Recipe by plantfreek
I've chosen to submit this recipe because the recipes found on this website for loosemeats, and on other websites, are not the original recipe. The loosemeat was created in 1924 at Ye Old Tavern-now Gus' Family Restaurant on 14th and Jackson St. in Sioux City, Iowa. Nowadays you will find the original sandwich served at Bob's Drive Inn on Hwy 75, LeMars, Iowa just a mile or so out of Sioux City, at The Tastee Inn and Out, on Gordon Drive and at Miles Inn on Leech Ave. among others. If you see a recipe for loosemeats that contains tomato juice-run! A loosemeat is a sloppy joe without the slop-so stay away from anything tomato-ey please! These little sandwiches are great for football parties, slumber parties, with a cold beer on a sunny summer day, or just anytime you want a real taste of Americana cooking that takes just a few minutes with very little cleanup. These are typical Iowa tavern fare. I loved these sandwiches so much when I was a kid and one day I ran into my Grandma's tavern and asked for my usual "tavern". They always came served with a thin sheet of restaurant paper under them. I was so eager I ate my sandwich half way gone before I realized I was eating the paper too:-) After cooking these in the kitchen they were transferred to a portable steamer. This is the original recipe for the little dudes that were served in the Midwest. I cannot account for changes or differences in flavor for other regions of the country, east or west. I learned to make my Grandma's version when I came to spend summers with her in Sioux City between 1958-65. She's the reason I've become a diehard foodie, a "from scratch" cook. My Grandma was a fearless woman who wasn't afraid to tread in unfamiliar waters. In so many ways food brings people together. I had no idea these little sandwiches would be so loved and bring such happiness to people. I've been so touched by the messages I've received from folks who've tried this recipe and then shared their memories w/me! Thanks!! And thank you Recipezaar for creating a place for us to come together and share with each other!
Top Review by SloppyJoe
YUMMM!! I don't remember how I came across this recipe but I am SO glad I did! Made as directed, including using the cast iron skillet, but didn't have any hamburger buns so I toasted some bread. I learned a little trick from Zaar Chef Evelyn/Athens about browning ground meat and it's the only way I do it now. When you think it's brown enough, cook another 5 minutes. When you think that's done, brown another 1-2 minutes. It gets the meat so carmelized and tastey, just like the crispy edges of a real diner burger. The combination of carmelized meat and the sauce was excellent topped with mustard and pickle. Can't wait to get some hamburger buns and do it again!!
- 1 lb of real good ground chuck or 1 lb ground beef round or 1 lb ground sirloin
- 1 tablespoon fat like lard (if meat is round or sirloin) or 1 tablespoon Crisco (if meat is round or sirloin)
- 2 teaspoons salt, just enough to lightly cover bottom of your skillet

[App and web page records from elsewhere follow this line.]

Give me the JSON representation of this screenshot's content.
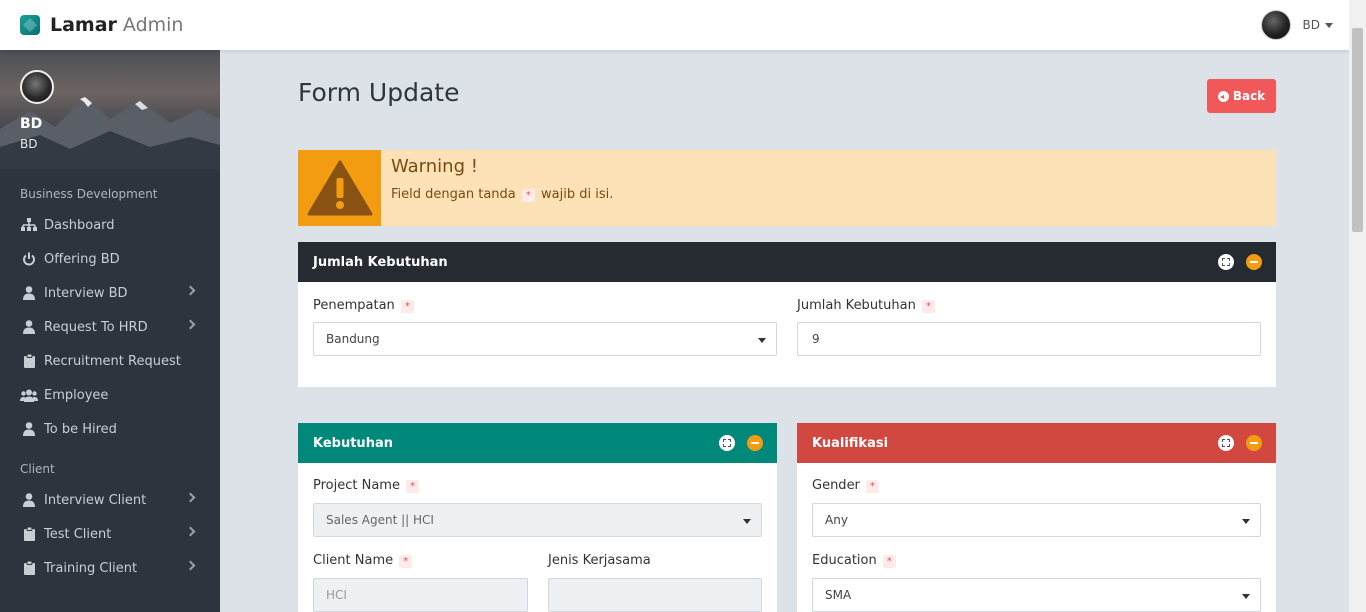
{
  "brand": {
    "name": "Lamar",
    "sub": "Admin"
  },
  "topbar": {
    "user_name": "BD"
  },
  "profile": {
    "name": "BD",
    "role": "BD"
  },
  "sidebar": {
    "section_bd": "Business Development",
    "bd_items": [
      {
        "label": "Dashboard",
        "icon": "sitemap-icon"
      },
      {
        "label": "Offering BD",
        "icon": "power-icon"
      },
      {
        "label": "Interview BD",
        "icon": "user-icon"
      },
      {
        "label": "Request To HRD",
        "icon": "user-icon"
      },
      {
        "label": "Recruitment Request",
        "icon": "clipboard-icon"
      },
      {
        "label": "Employee",
        "icon": "users-icon"
      },
      {
        "label": "To be Hired",
        "icon": "user-icon"
      }
    ],
    "section_client": "Client",
    "client_items": [
      {
        "label": "Interview Client",
        "icon": "user-icon"
      },
      {
        "label": "Test Client",
        "icon": "clipboard-icon"
      },
      {
        "label": "Training Client",
        "icon": "clipboard-icon"
      }
    ]
  },
  "page": {
    "title": "Form Update",
    "back_label": "Back"
  },
  "warning": {
    "title": "Warning !",
    "text_before": "Field dengan tanda",
    "text_after": "wajib di isi.",
    "required_mark": "*"
  },
  "panel_jumlah": {
    "title": "Jumlah Kebutuhan",
    "penempatan_label": "Penempatan",
    "penempatan_value": "Bandung",
    "jumlah_label": "Jumlah Kebutuhan",
    "jumlah_value": "9"
  },
  "panel_kebutuhan": {
    "title": "Kebutuhan",
    "project_label": "Project Name",
    "project_value": "Sales Agent || HCI",
    "client_label": "Client Name",
    "client_value": "HCI",
    "jenis_label": "Jenis Kerjasama",
    "jenis_value": ""
  },
  "panel_kualifikasi": {
    "title": "Kualifikasi",
    "gender_label": "Gender",
    "gender_value": "Any",
    "education_label": "Education",
    "education_value": "SMA"
  },
  "colors": {
    "dark_header": "#262a31",
    "teal_header": "#00897b",
    "red_header": "#d0483f",
    "warning_bg": "#fde2b8",
    "warning_icon_bg": "#f39c12",
    "back_button": "#f1585a"
  }
}
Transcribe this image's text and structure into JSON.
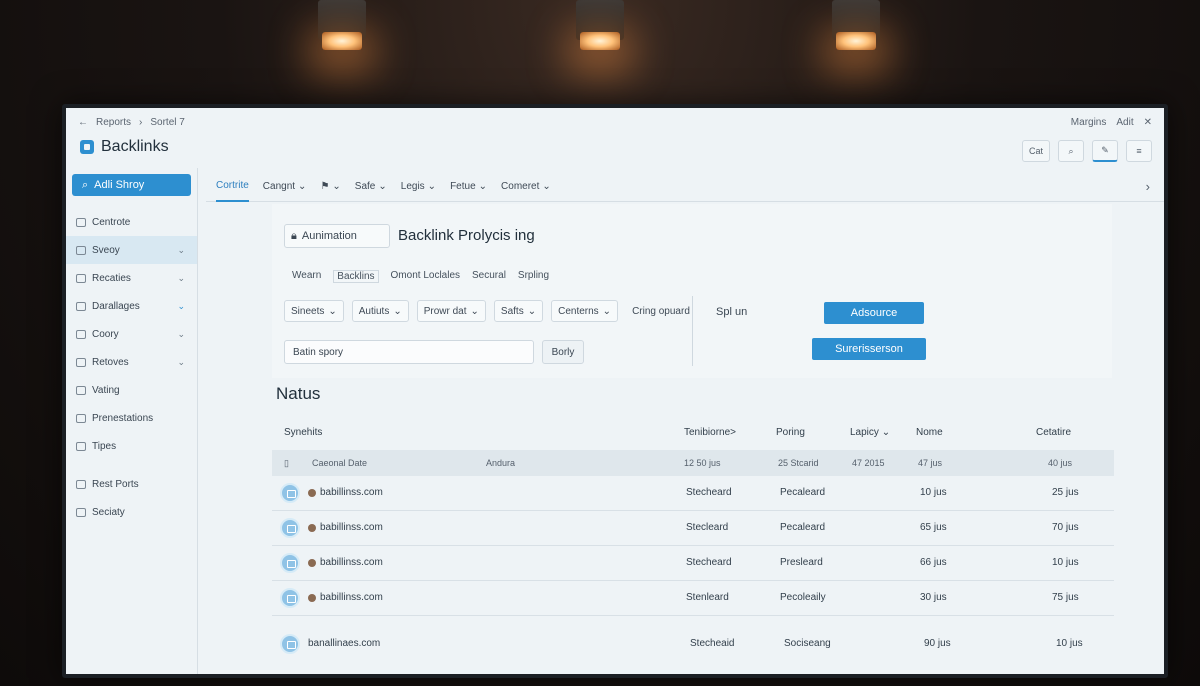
{
  "window": {
    "crumbs": [
      "Reports",
      "Sortel 7"
    ],
    "right_items": [
      "Margins",
      "Adit"
    ],
    "close": "✕"
  },
  "app": {
    "title": "Backlinks"
  },
  "toolbar": {
    "cat_label": "Cat",
    "search_icon": "search-icon",
    "edit_icon": "edit-icon",
    "menu_icon": "menu-icon"
  },
  "sidebar": {
    "primary_button": "Adli Shroy",
    "items": [
      {
        "label": "Centrote",
        "chevron": ""
      },
      {
        "label": "Sveoy",
        "chevron": "⌄"
      },
      {
        "label": "Recaties",
        "chevron": "⌄"
      },
      {
        "label": "Darallages",
        "chevron": "⌄"
      },
      {
        "label": "Coory",
        "chevron": "⌄"
      },
      {
        "label": "Retoves",
        "chevron": "⌄"
      },
      {
        "label": "Vating",
        "chevron": ""
      },
      {
        "label": "Prenestations",
        "chevron": ""
      },
      {
        "label": "Tipes",
        "chevron": ""
      },
      {
        "label": "Rest Ports",
        "chevron": ""
      },
      {
        "label": "Seciaty",
        "chevron": ""
      }
    ]
  },
  "nav": {
    "tabs": [
      "Cortrite",
      "Cangnt",
      "",
      "Safe",
      "Legis",
      "Fetue",
      "Comeret"
    ],
    "next": "›"
  },
  "panel": {
    "lock_label": "Aunimation",
    "title": "Backlink Prolycis ing",
    "subtabs": [
      "Wearn",
      "Backlins",
      "Omont Loclales",
      "Secural",
      "Srpling"
    ],
    "filters": [
      "Sineets",
      "Autiuts",
      "Prowr dat",
      "Safts",
      "Centerns",
      "Cring opuard"
    ],
    "search_value": "Batin spory",
    "apply_label": "Borly",
    "right_label": "Spl un",
    "button1": "Adsource",
    "button2": "Surerisserson"
  },
  "table": {
    "section_title": "Natus",
    "headers": [
      "Synehits",
      "Tenibiorne>",
      "Poring",
      "Lapicy",
      "Nome",
      "Cetatire"
    ],
    "subhead": [
      "Caeonal Date",
      "Andura",
      "12 50 jus",
      "25 Stcarid",
      "47 2015",
      "47 jus",
      "40 jus"
    ],
    "rows": [
      {
        "domain": "babillinss.com",
        "c1": "Stecheard",
        "c2": "Pecaleard",
        "c3": "10 jus",
        "c4": "25 jus"
      },
      {
        "domain": "babillinss.com",
        "c1": "Stecleard",
        "c2": "Pecaleard",
        "c3": "65 jus",
        "c4": "70 jus"
      },
      {
        "domain": "babillinss.com",
        "c1": "Stecheard",
        "c2": "Presleard",
        "c3": "66 jus",
        "c4": "10 jus"
      },
      {
        "domain": "babillinss.com",
        "c1": "Stenleard",
        "c2": "Pecoleaily",
        "c3": "30 jus",
        "c4": "75 jus"
      },
      {
        "domain": "banallinaes.com",
        "c1": "Stecheaid",
        "c2": "Sociseang",
        "c3": "90 jus",
        "c4": "10 jus"
      }
    ]
  }
}
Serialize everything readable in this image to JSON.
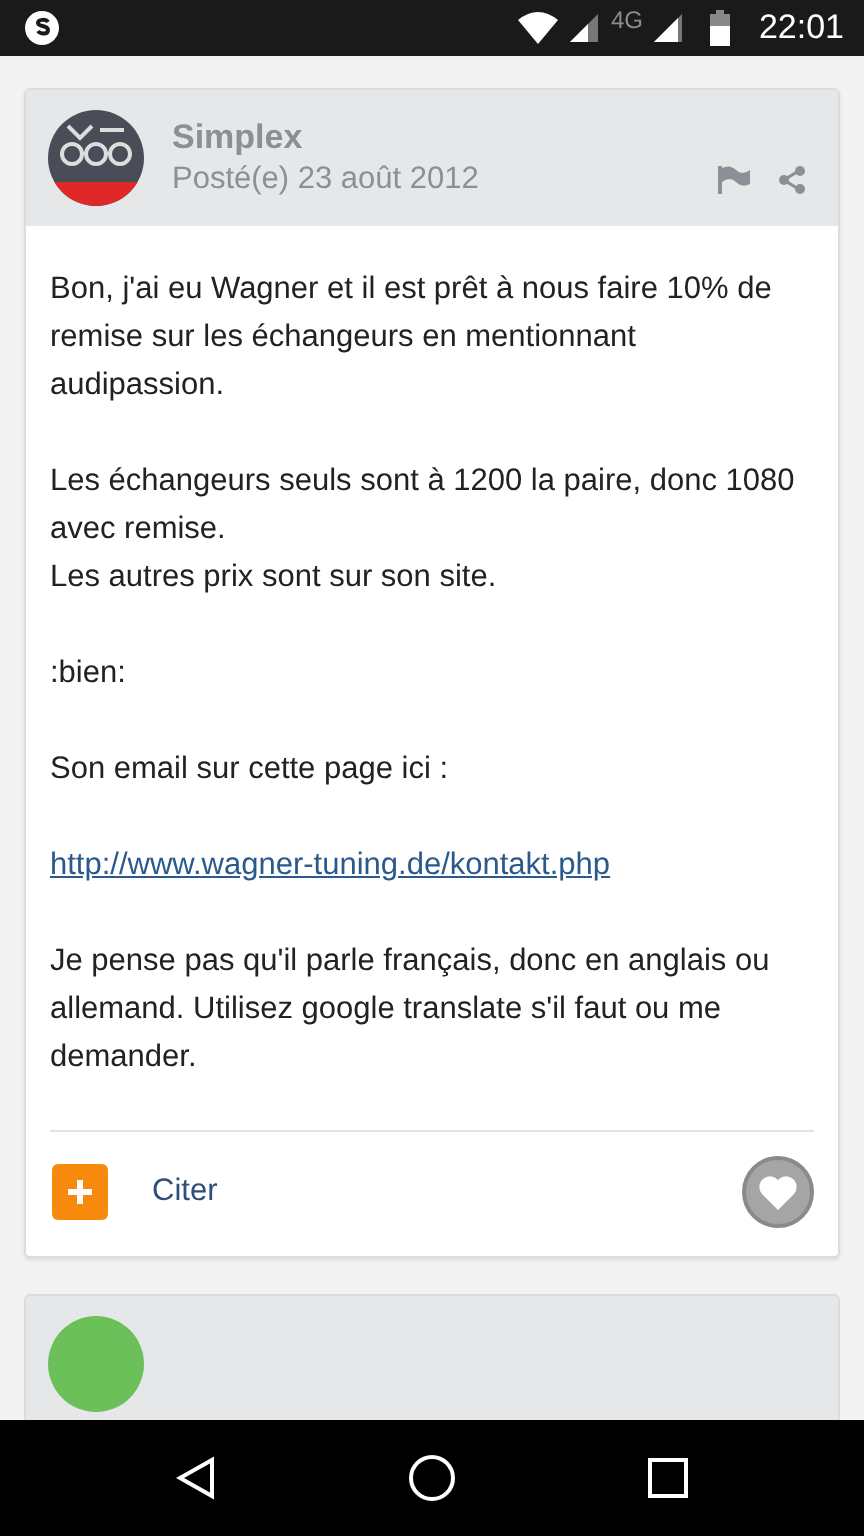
{
  "status_bar": {
    "network": "4G",
    "time": "22:01"
  },
  "post": {
    "author": "Simplex",
    "date": "Posté(e) 23 août 2012",
    "paragraphs": [
      {
        "kind": "text",
        "lines": [
          "Bon, j'ai eu Wagner et il est prêt à nous faire 10% de remise sur les échangeurs en mentionnant audipassion."
        ]
      },
      {
        "kind": "text",
        "lines": [
          "Les échangeurs seuls sont à 1200 la paire, donc 1080 avec remise.",
          "Les autres prix sont sur son site."
        ]
      },
      {
        "kind": "text",
        "lines": [
          ":bien:"
        ]
      },
      {
        "kind": "text",
        "lines": [
          "Son email sur cette page ici :"
        ]
      },
      {
        "kind": "link",
        "lines": [
          "http://www.wagner-tuning.de/kontakt.php"
        ]
      },
      {
        "kind": "text",
        "lines": [
          "Je pense pas qu'il parle français, donc en anglais ou allemand. Utilisez google translate s'il faut ou me demander."
        ]
      }
    ],
    "quote_label": "Citer"
  }
}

- 1 onion, chopped fine
- 1 tablespoon prepared yellow mustard
- 1 tablespoon vinegar
- 1 tablespoon sugar
- water, to cover
- salt and pepper, to taste
Directions See How It's Made
- Get out a cast iron skillet-they are the best for loosemeats-or other kind if you have no iron skillet.
- Melt fat over medium heat and lightly salt bottom of skillet.
- Break ground beef up in skillet and start crumbling it with the back of a wooden spoon-this is very important-the meat must end up being cooked up into small crumbles.
- Add chopped onion while browning meat.
- Keep working with the back of spoon to break up meat.
- When meat is browned, drain off any fat and return meat to skillet.
- Add mustard, vinegar, sugar, and just enough water to barely cover meat in the pan.
- Cook, at a simmer, till water is all cooked out-between 15-20 minutes.
- Adjust salt and pepper to taste.
- Heat your hamburger buns-they're traditionally steamed for loosemeats-I like mine toasted lightly-do it the way you like it.
- When buns are warm, put yellow mustard on them and add some dill pickle slices-I put on lots!
- *If you start changing this recipe and using things like olive oil for the fat and Dijon or honey mustard for the yellow mustard, you will not get the traditional yummy taste of a loosemeat sandwich.
- Likewise, don't add any liquid smoke or Worcestershire sauce.
- Make them just like this the first time so you can sample the simplicity of this famous Midwestern treat.
- If you want to start making changes after that by all means do so but I'd like you to taste the original recipe at least once.
- Serve with homemade potato salad and chips or with my Easy Cheesy Potato recipe.